Data for the task below:
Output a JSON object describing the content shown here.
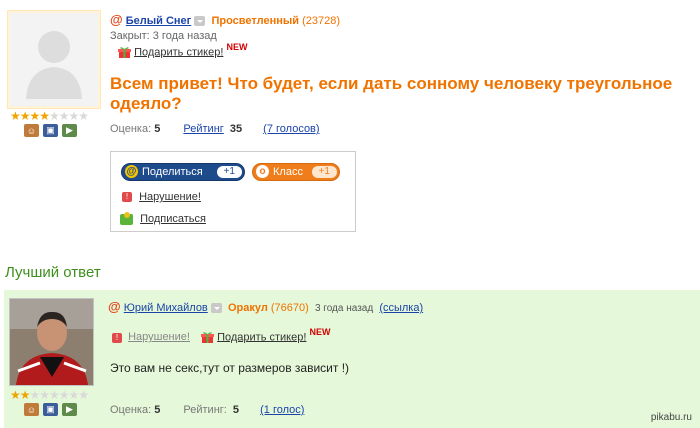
{
  "question": {
    "user": {
      "name": "Белый Снег",
      "rank": "Просветленный",
      "points": "(23728)"
    },
    "closed": "Закрыт: 3 года назад",
    "gift_sticker": "Подарить стикер!",
    "new_badge": "NEW",
    "text": "Всем привет! Что будет, если дать сонному человеку треугольное одеяло?",
    "rating_stars": 3,
    "rating_total": 5,
    "score_label": "Оценка:",
    "score_value": "5",
    "rating_label": "Рейтинг",
    "rating_value": "35",
    "votes": "(7 голосов)"
  },
  "share_box": {
    "share_label": "Поделиться",
    "share_count": "+1",
    "class_label": "Класс",
    "class_count": "+1",
    "report": "Нарушение!",
    "subscribe": "Подписаться"
  },
  "best_answer": {
    "title": "Лучший ответ",
    "user": {
      "name": "Юрий Михайлов",
      "rank": "Оракул",
      "points": "(76670)"
    },
    "time": "3 года назад",
    "link": "(ссылка)",
    "report": "Нарушение!",
    "gift_sticker": "Подарить стикер!",
    "new_badge": "NEW",
    "text": "Это вам не секс,тут от размеров зависит !)",
    "rating_stars": 2,
    "rating_total": 5,
    "score_label": "Оценка:",
    "score_value": "5",
    "rating_label": "Рейтинг:",
    "rating_value": "5",
    "votes": "(1 голос)"
  },
  "watermark": "pikabu.ru",
  "colors": {
    "orange": "#f07300",
    "link": "#1a44a8",
    "green_title": "#3f8f1c",
    "answer_bg": "#e5f8d9"
  },
  "icons": [
    "at-icon",
    "dropdown-icon",
    "gift-icon",
    "report-icon",
    "subscribe-icon",
    "user-info-icon",
    "photo-icon",
    "video-icon"
  ]
}
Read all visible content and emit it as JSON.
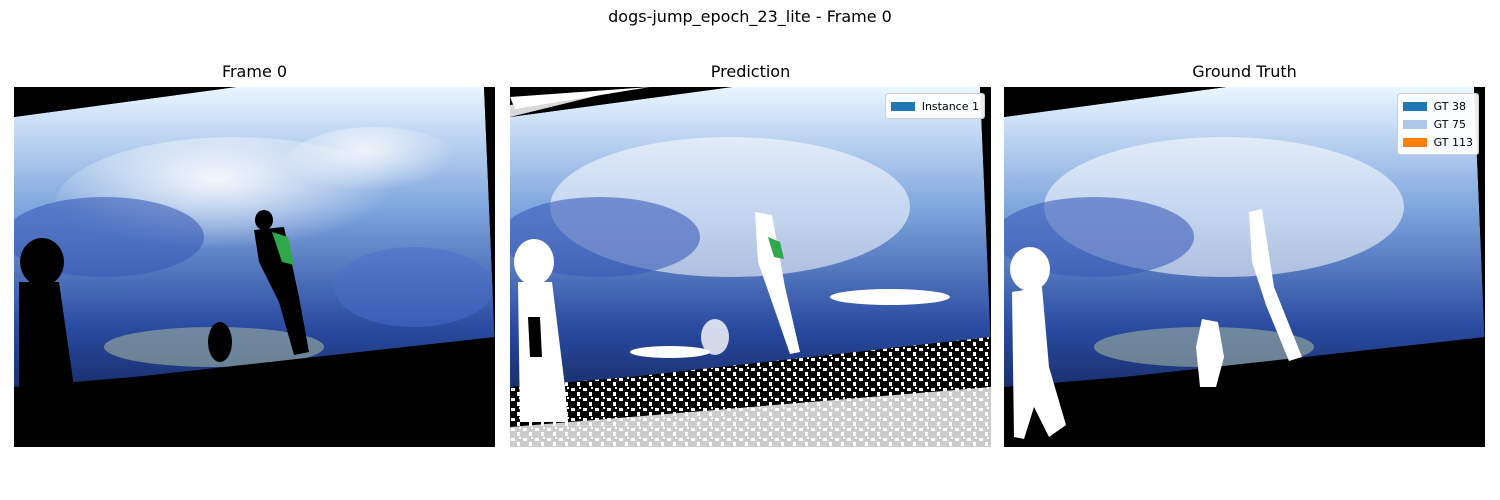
{
  "figure": {
    "title": "dogs-jump_epoch_23_lite - Frame 0"
  },
  "panels": [
    {
      "title": "Frame 0",
      "legend": []
    },
    {
      "title": "Prediction",
      "legend": [
        {
          "label": "Instance 1",
          "color": "#1f77b4"
        }
      ]
    },
    {
      "title": "Ground Truth",
      "legend": [
        {
          "label": "GT 38",
          "color": "#1f77b4"
        },
        {
          "label": "GT 75",
          "color": "#aec7e8"
        },
        {
          "label": "GT 113",
          "color": "#ff7f0e"
        }
      ]
    }
  ]
}
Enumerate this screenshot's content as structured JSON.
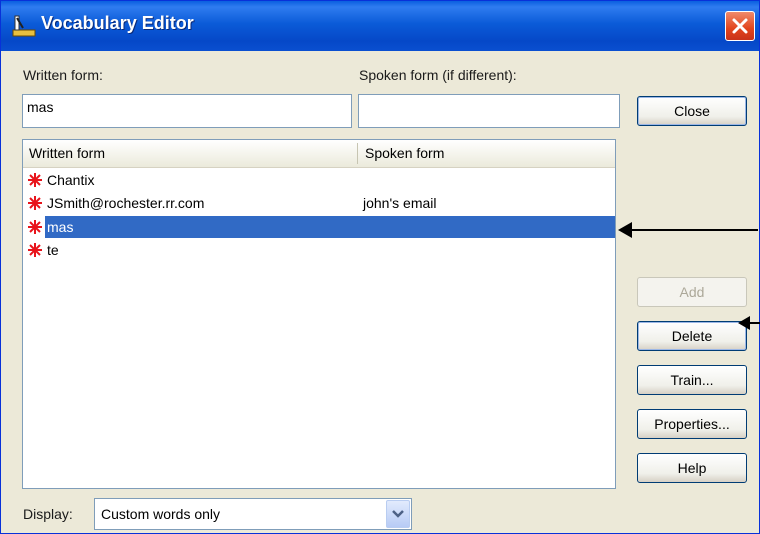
{
  "window": {
    "title": "Vocabulary Editor",
    "title_bar_color": "#0a5fe0",
    "close_icon": "close-x-icon",
    "app_icon": "vocabulary-editor-icon"
  },
  "written_form": {
    "label": "Written form:",
    "value": "mas"
  },
  "spoken_form": {
    "label": "Spoken form (if different):",
    "value": ""
  },
  "buttons": {
    "close": "Close",
    "add": "Add",
    "delete": "Delete",
    "train": "Train...",
    "properties": "Properties...",
    "help": "Help"
  },
  "list": {
    "columns": [
      "Written form",
      "Spoken form"
    ],
    "rows": [
      {
        "written": "Chantix",
        "spoken": "",
        "icon": "custom-word-icon",
        "selected": false
      },
      {
        "written": "JSmith@rochester.rr.com",
        "spoken": "john's email",
        "icon": "custom-word-icon",
        "selected": true
      },
      {
        "written": "mas",
        "spoken": "",
        "icon": "custom-word-icon",
        "selected": true
      },
      {
        "written": "te",
        "spoken": "",
        "icon": "custom-word-icon",
        "selected": false
      }
    ],
    "selection_color": "#316ac5"
  },
  "display": {
    "label": "Display:",
    "value": "Custom words only"
  }
}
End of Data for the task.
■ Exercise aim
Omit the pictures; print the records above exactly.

■ Task solution
Output a JSON object describing the content shown here.
{
  "question": {
    "user": {
      "name": "Белый Снег",
      "rank": "Просветленный",
      "points": "(23728)"
    },
    "closed": "Закрыт: 3 года назад",
    "gift_sticker": "Подарить стикер!",
    "new_badge": "NEW",
    "text": "Всем привет! Что будет, если дать сонному человеку треугольное одеяло?",
    "rating_stars": 3,
    "rating_total": 5,
    "score_label": "Оценка:",
    "score_value": "5",
    "rating_label": "Рейтинг",
    "rating_value": "35",
    "votes": "(7 голосов)"
  },
  "share_box": {
    "share_label": "Поделиться",
    "share_count": "+1",
    "class_label": "Класс",
    "class_count": "+1",
    "report": "Нарушение!",
    "subscribe": "Подписаться"
  },
  "best_answer": {
    "title": "Лучший ответ",
    "user": {
      "name": "Юрий Михайлов",
      "rank": "Оракул",
      "points": "(76670)"
    },
    "time": "3 года назад",
    "link": "(ссылка)",
    "report": "Нарушение!",
    "gift_sticker": "Подарить стикер!",
    "new_badge": "NEW",
    "text": "Это вам не секс,тут от размеров зависит !)",
    "rating_stars": 2,
    "rating_total": 5,
    "score_label": "Оценка:",
    "score_value": "5",
    "rating_label": "Рейтинг:",
    "rating_value": "5",
    "votes": "(1 голос)"
  },
  "watermark": "pikabu.ru",
  "colors": {
    "orange": "#f07300",
    "link": "#1a44a8",
    "green_title": "#3f8f1c",
    "answer_bg": "#e5f8d9"
  },
  "icons": [
    "at-icon",
    "dropdown-icon",
    "gift-icon",
    "report-icon",
    "subscribe-icon",
    "user-info-icon",
    "photo-icon",
    "video-icon"
  ]
}
Read all visible content and emit it as JSON.
{
  "figure": {
    "title": "dogs-jump_epoch_23_lite - Frame 0"
  },
  "panels": [
    {
      "title": "Frame 0",
      "legend": []
    },
    {
      "title": "Prediction",
      "legend": [
        {
          "label": "Instance 1",
          "color": "#1f77b4"
        }
      ]
    },
    {
      "title": "Ground Truth",
      "legend": [
        {
          "label": "GT 38",
          "color": "#1f77b4"
        },
        {
          "label": "GT 75",
          "color": "#aec7e8"
        },
        {
          "label": "GT 113",
          "color": "#ff7f0e"
        }
      ]
    }
  ]
}
Enumerate this screenshot's content as structured JSON.
{
  "window": {
    "title": "Vocabulary Editor",
    "title_bar_color": "#0a5fe0",
    "close_icon": "close-x-icon",
    "app_icon": "vocabulary-editor-icon"
  },
  "written_form": {
    "label": "Written form:",
    "value": "mas"
  },
  "spoken_form": {
    "label": "Spoken form (if different):",
    "value": ""
  },
  "buttons": {
    "close": "Close",
    "add": "Add",
    "delete": "Delete",
    "train": "Train...",
    "properties": "Properties...",
    "help": "Help"
  },
  "list": {
    "columns": [
      "Written form",
      "Spoken form"
    ],
    "rows": [
      {
        "written": "Chantix",
        "spoken": "",
        "icon": "custom-word-icon",
        "selected": false
      },
      {
        "written": "JSmith@rochester.rr.com",
        "spoken": "john's email",
        "icon": "custom-word-icon",
        "selected": true
      },
      {
        "written": "mas",
        "spoken": "",
        "icon": "custom-word-icon",
        "selected": true
      },
      {
        "written": "te",
        "spoken": "",
        "icon": "custom-word-icon",
        "selected": false
      }
    ],
    "selection_color": "#316ac5"
  },
  "display": {
    "label": "Display:",
    "value": "Custom words only"
  }
}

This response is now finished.